For the sake of our religion’s future, we must teach children the meaning behind our rituals



IWAS BORN IN THE UNITED STATES, in Ashland, MA, home of the Sri Lakshmi Temple. I lived with my family in one of the priest houses on the temple grounds. Since birth I’ve been surrounded by Hinduism, its culture and its festivals; I didn’t even learn English until after first grade. Provided with a home, a place to play and a place to worship, I had never needed to leave the temple grounds. This nurtured my spirit and my family life, but left me completely unaware of American culture and society.

At five I received my sacred thread in the upanayanam ceremony and since then have been consistent in doing my sandhyavandanam, prayers, three times a day. Knowing it to be important, I have always been very proud of my thread, but at first this pride had no backing. During my school gym class, friends would ask me what my thread was. I was embarrassed because I had no answer to what it meant or why it was significant.

From this very young age I began to question why many of our rituals are performed. I asked many people, and most said they followed what their parents did, without understanding why. In American society blind faith is looked down upon, and I soon became increasingly embarrassed of all the things that I didn’t know. I felt that performing these rituals without understanding them was pure blind faith.
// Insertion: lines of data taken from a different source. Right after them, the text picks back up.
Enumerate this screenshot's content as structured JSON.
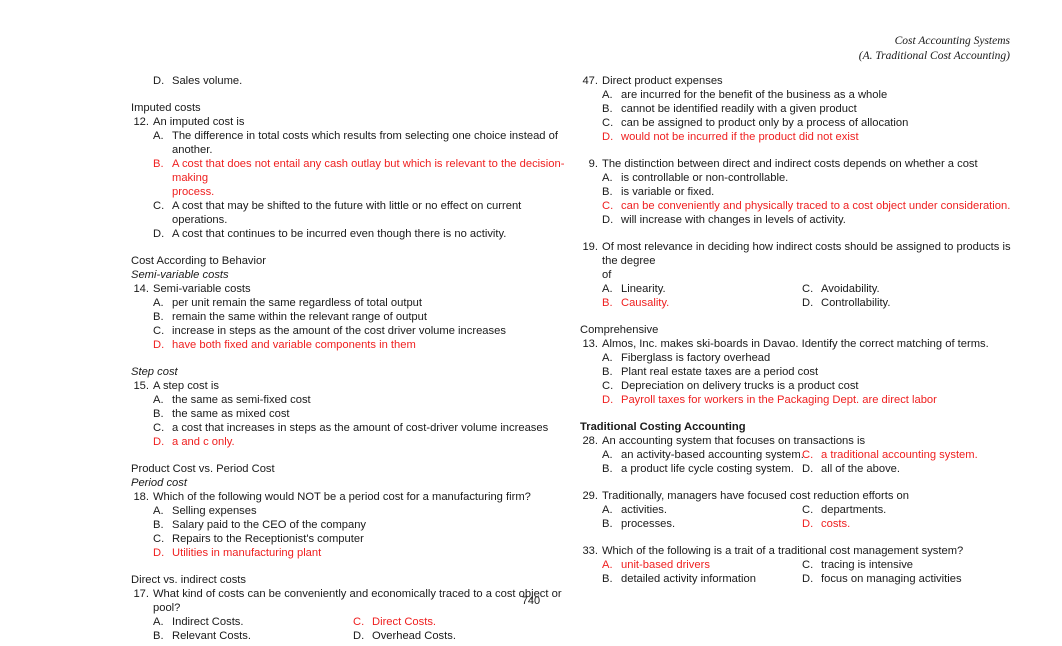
{
  "header": {
    "line1": "Cost Accounting Systems",
    "line2": "(A. Traditional Cost Accounting)"
  },
  "folio": "740",
  "accent_red": "#ef2020",
  "left_column": {
    "orphan_answer": {
      "letter": "D.",
      "text": "Sales volume."
    },
    "blocks": [
      {
        "section": "Imputed costs",
        "number": "12.",
        "stem": "An imputed cost is",
        "layout": "single",
        "answers": [
          {
            "letter": "A.",
            "text": "The difference in total costs which results from selecting one choice instead of another.",
            "red": false
          },
          {
            "letter": "B.",
            "text": "A cost that does not entail any cash outlay but which is relevant to the decision-making",
            "cont": "process.",
            "red": true
          },
          {
            "letter": "C.",
            "text": "A cost that may be shifted to the future with little or no effect on current operations.",
            "red": false
          },
          {
            "letter": "D.",
            "text": "A cost that continues to be incurred even though there is no activity.",
            "red": false
          }
        ]
      },
      {
        "section": "Cost According to Behavior",
        "subsection": "Semi-variable costs",
        "number": "14.",
        "stem": "Semi-variable costs",
        "layout": "single",
        "answers": [
          {
            "letter": "A.",
            "text": "per unit remain the same regardless of total output",
            "red": false
          },
          {
            "letter": "B.",
            "text": "remain the same within the relevant range of output",
            "red": false
          },
          {
            "letter": "C.",
            "text": "increase in steps as the amount of the cost driver volume increases",
            "red": false
          },
          {
            "letter": "D.",
            "text": "have both fixed and variable components in them",
            "red": true
          }
        ]
      },
      {
        "subsection": "Step cost",
        "number": "15.",
        "stem": "A step cost is",
        "layout": "single",
        "answers": [
          {
            "letter": "A.",
            "text": "the same as semi-fixed cost",
            "red": false
          },
          {
            "letter": "B.",
            "text": "the same as mixed cost",
            "red": false
          },
          {
            "letter": "C.",
            "text": "a cost that increases in steps as the amount of cost-driver volume increases",
            "red": false
          },
          {
            "letter": "D.",
            "text": "a and c only.",
            "red": true
          }
        ]
      },
      {
        "section": "Product Cost vs. Period Cost",
        "subsection": "Period cost",
        "number": "18.",
        "stem": "Which of the following would NOT be a period cost for a manufacturing firm?",
        "layout": "single",
        "answers": [
          {
            "letter": "A.",
            "text": "Selling expenses",
            "red": false
          },
          {
            "letter": "B.",
            "text": "Salary paid to the CEO of the company",
            "red": false
          },
          {
            "letter": "C.",
            "text": "Repairs to the Receptionist's computer",
            "red": false
          },
          {
            "letter": "D.",
            "text": "Utilities in manufacturing plant",
            "red": true
          }
        ]
      },
      {
        "section": "Direct vs. indirect costs",
        "number": "17.",
        "stem": "What kind of costs can be conveniently and economically traced to a cost object or pool?",
        "layout": "two",
        "rows": [
          [
            {
              "letter": "A.",
              "text": "Indirect Costs.",
              "red": false
            },
            {
              "letter": "C.",
              "text": "Direct Costs.",
              "red": true
            }
          ],
          [
            {
              "letter": "B.",
              "text": "Relevant Costs.",
              "red": false
            },
            {
              "letter": "D.",
              "text": "Overhead Costs.",
              "red": false
            }
          ]
        ]
      }
    ]
  },
  "right_column": {
    "blocks": [
      {
        "number": "47.",
        "stem": "Direct product expenses",
        "layout": "single",
        "answers": [
          {
            "letter": "A.",
            "text": "are incurred for the benefit of the business as a whole",
            "red": false
          },
          {
            "letter": "B.",
            "text": "cannot be identified readily with a given product",
            "red": false
          },
          {
            "letter": "C.",
            "text": "can be assigned to product only by a process of allocation",
            "red": false
          },
          {
            "letter": "D.",
            "text": "would not be incurred if the product did not exist",
            "red": true
          }
        ]
      },
      {
        "number": "9.",
        "stem": "The distinction between direct and indirect costs depends on whether a cost",
        "layout": "single",
        "answers": [
          {
            "letter": "A.",
            "text": "is controllable or non-controllable.",
            "red": false
          },
          {
            "letter": "B.",
            "text": "is variable or fixed.",
            "red": false
          },
          {
            "letter": "C.",
            "text": "can be conveniently and physically traced to a cost object under consideration.",
            "red": true
          },
          {
            "letter": "D.",
            "text": "will increase with changes in levels of activity.",
            "red": false
          }
        ]
      },
      {
        "number": "19.",
        "stem": "Of most relevance in deciding how indirect costs should be assigned to products is the degree",
        "stem_cont": "of",
        "layout": "two",
        "rows": [
          [
            {
              "letter": "A.",
              "text": "Linearity.",
              "red": false
            },
            {
              "letter": "C.",
              "text": "Avoidability.",
              "red": false
            }
          ],
          [
            {
              "letter": "B.",
              "text": "Causality.",
              "red": true
            },
            {
              "letter": "D.",
              "text": "Controllability.",
              "red": false
            }
          ]
        ]
      },
      {
        "section": "Comprehensive",
        "number": "13.",
        "stem": "Almos, Inc. makes ski-boards in Davao. Identify the correct matching of terms.",
        "layout": "single",
        "answers": [
          {
            "letter": "A.",
            "text": "Fiberglass is factory overhead",
            "red": false
          },
          {
            "letter": "B.",
            "text": "Plant real estate taxes are a period cost",
            "red": false
          },
          {
            "letter": "C.",
            "text": "Depreciation on delivery trucks is a product cost",
            "red": false
          },
          {
            "letter": "D.",
            "text": "Payroll taxes for workers in the Packaging Dept. are direct labor",
            "red": true
          }
        ]
      },
      {
        "section": "Traditional Costing Accounting",
        "section_bold": true,
        "number": "28.",
        "stem": "An accounting system that focuses on transactions is",
        "layout": "two",
        "rows": [
          [
            {
              "letter": "A.",
              "text": "an activity-based accounting system.",
              "red": false
            },
            {
              "letter": "C.",
              "text": "a traditional accounting system.",
              "red": true
            }
          ],
          [
            {
              "letter": "B.",
              "text": "a product life cycle costing system.",
              "red": false
            },
            {
              "letter": "D.",
              "text": "all of the above.",
              "red": false
            }
          ]
        ]
      },
      {
        "number": "29.",
        "stem": "Traditionally, managers have focused cost reduction efforts on",
        "layout": "two",
        "rows": [
          [
            {
              "letter": "A.",
              "text": "activities.",
              "red": false
            },
            {
              "letter": "C.",
              "text": "departments.",
              "red": false
            }
          ],
          [
            {
              "letter": "B.",
              "text": "processes.",
              "red": false
            },
            {
              "letter": "D.",
              "text": "costs.",
              "red": true
            }
          ]
        ]
      },
      {
        "number": "33.",
        "stem": "Which of the following is a trait of a traditional cost management system?",
        "layout": "two",
        "rows": [
          [
            {
              "letter": "A.",
              "text": "unit-based drivers",
              "red": true
            },
            {
              "letter": "C.",
              "text": "tracing is intensive",
              "red": false
            }
          ],
          [
            {
              "letter": "B.",
              "text": "detailed activity information",
              "red": false
            },
            {
              "letter": "D.",
              "text": "focus on managing activities",
              "red": false
            }
          ]
        ]
      }
    ]
  }
}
As time went on, more and more questions surfaced, and my faith began to waver. Thankfully, with the help of my father and my spiritual guru Abhaya Asthana, I learned that everything in Hinduism has reason. I learned why we bathe the Deity and what my sacred thread means. My father’s busy life as a priest occasionally limited my religious education, but thankfully, the temple environment still answered many questions.

One program I participated in was called Bala Vidya Mandir. Much of what I learned made me proud to be a Hindu, despite the many widespread Western misconceptions. One of these misconceptions is even taught in schools, where Hinduism is presented as a purely polytheistic religion. Many, including Hindus, do not know the truth and believe the many inaccuracies.

I’m sure that many Hindu children leave their traditions because of their community’s lack of awareness. From a young age, Hindu children in America learn of many other religions, such as Christianity and Islam, but not their own.

It is common today for parents to take their children to temple festivals, and rather than recognizing the temple murtis or explaining anything about the occasion, they just socialize and leave their children clueless. Many parents were raised in a strong religious culture, but the children who grow up here in the West are left in the dark. If this perpetuation of ignorance continues, Hinduism will become a religion of little else but meaningless ritual. Thankfully, there are temple programs that strive to teach Hindu children about their traditions and customs and clarify misconceptions.

I grew up facing the same cultural struggles felt by other Hindu American youth, or even more; but despite these challenges, I found a way to learn the deeper truths about our religion through many programs and people. I wish to see more Hindus taking an active role in serving their community. I wish to see the elders of the community, like our priests, teaching the younger generation about our Sanatana Dharma. I know firsthand the busy life of a priest, and how difficult it is to find time, but if my experience has taught me anything, it’s that it is imperative that our priests and religious leaders guide our youth.

ANEESH, 17, is a high school senior with interests in biology, drama and philosophy.